How a Full Cup Enhances Every Aspect of One's Life
A full cup is synonymous with a full life. Here's how prioritizing your well-being affects different aspects:
|Benefits of a Full Cup
|Improved immunity, energy, and longevity
|Sharper thinking, enhanced creativity, and better problem-solving
|Resilience, better mood regulation, and deeper connections
|More meaningful engagements, improved empathy, and supportive networks
|Increased productivity, fulfillment, and professional growth
For instance, research from Duke University highlights that mindfulness practices not only enhance personal well-being but can also improve relationship satisfaction. A full cup doesn't just keep us afloat, it enables us to swim with the current, leading to more effective and joyous lives.
In our pursuit of a purpose-driven life at Life Architekture, the mantra “You Cannot Pour From an Empty Cup” serves as a guiding star. It's a reminder that the care you give yourself is the same care you can afford to others. Replenishing your reserves isn’t a luxury; it’s a fundamental act of kindness toward oneself, and indeed, a catalyst for a life filled with energy, purpose, and joy. With every drop of wisdom and practice, let's fill those cups to the brim!
Frequently Asked Questions
What does "You Can't Pour From an Empty Cup" mean?
This metaphor reminds us that we must take care of our own well-being to effectively help others. An 'empty cup' refers to depleted energy or resources, hindering one's ability to contribute positively to life and those around us.
What is the moral lesson of "empty your cup"?
The moral lesson is that self-care isn’t selfish. It's essential to clear out old patterns and refill with fresh energy and perspectives, enabling growth and the capability to support others.
How can I tell if my cup is empty?
Signs of an empty cup include feeling worn out, stressed, and having little to no energy for yourself or others. Physical and emotional cues like restlessness or irritability might also indicate an empty cup.
How do I refill my empty cup?
Refilling your cup involves practices such as mindfulness, exercise, adequate sleep, and nutritious eating. It’s also about setting healthy boundaries and connecting with others for support.
What are the benefits of pouring from a full cup?

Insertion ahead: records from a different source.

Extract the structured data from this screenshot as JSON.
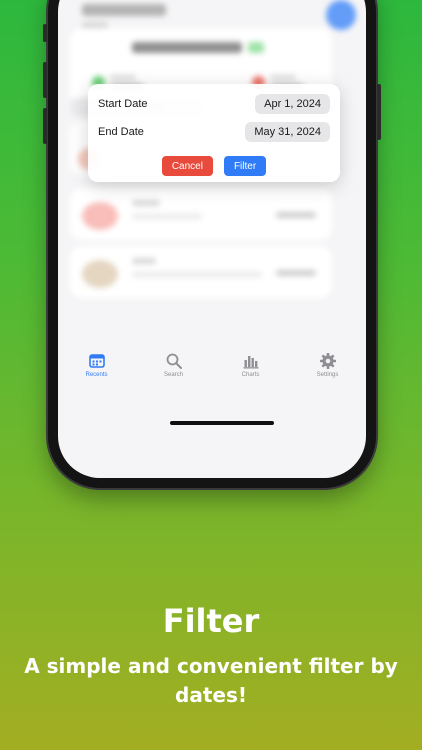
{
  "filter_dialog": {
    "start_label": "Start Date",
    "start_value": "Apr 1, 2024",
    "end_label": "End Date",
    "end_value": "May 31, 2024",
    "cancel_label": "Cancel",
    "filter_label": "Filter"
  },
  "tabbar": {
    "items": [
      {
        "label": "Recents",
        "icon": "calendar-icon",
        "active": true
      },
      {
        "label": "Search",
        "icon": "search-icon"
      },
      {
        "label": "Charts",
        "icon": "bar-chart-icon"
      },
      {
        "label": "Settings",
        "icon": "gear-icon"
      }
    ]
  },
  "caption": {
    "title": "Filter",
    "subtitle": "A simple and convenient filter by dates!"
  },
  "colors": {
    "accent": "#2f7cf6",
    "cancel": "#e84a3b",
    "background_top": "#2db83d",
    "background_bottom": "#a3ae22"
  }
}
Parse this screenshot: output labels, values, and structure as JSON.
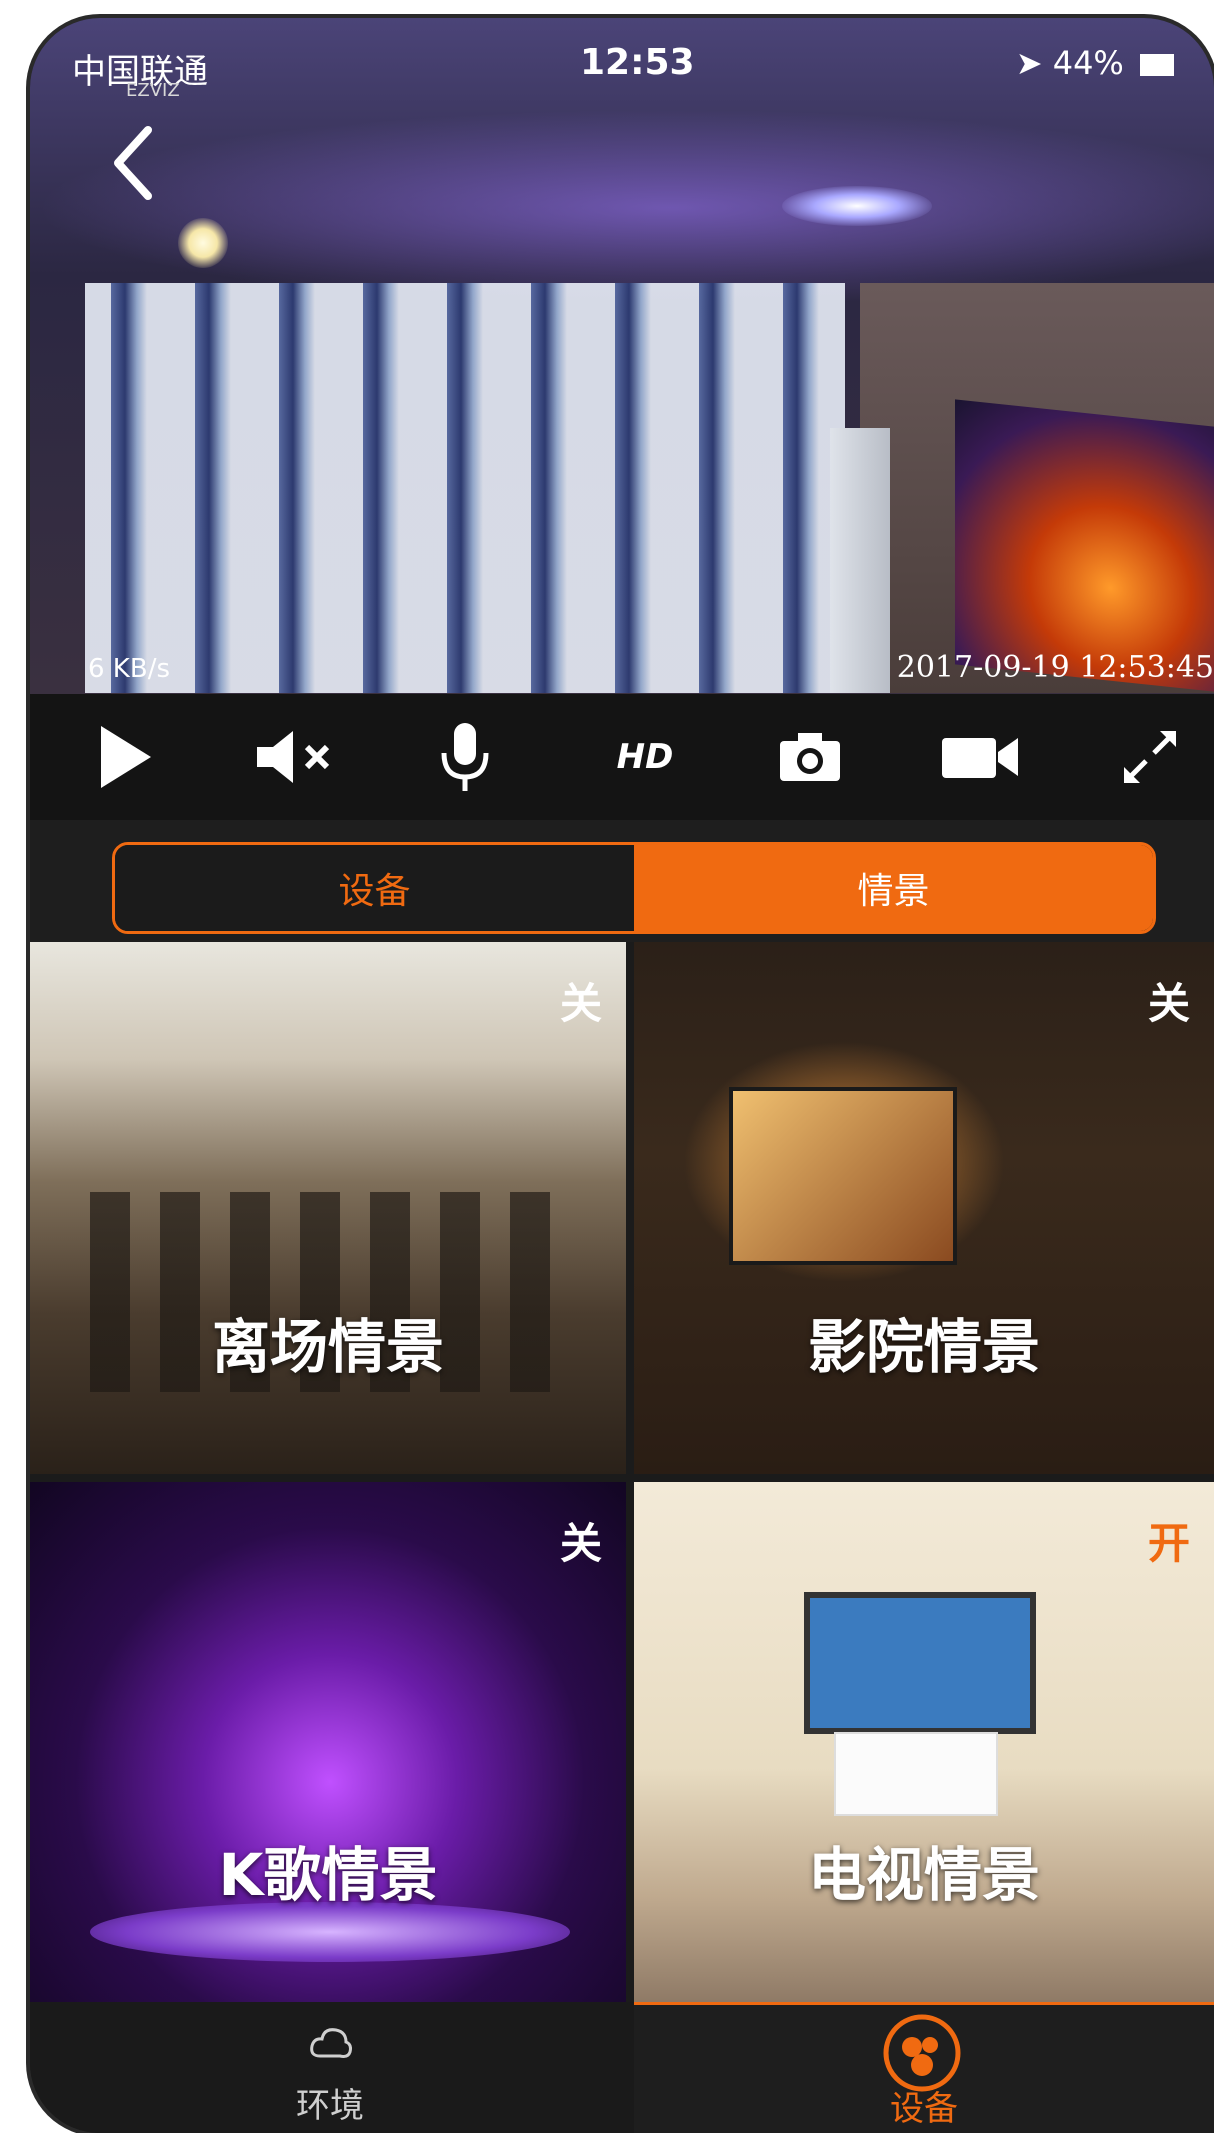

When you pour from a full cup, you experience enhanced overall well-being, improved relationships, better productivity at work, and a richer, more balanced life experience.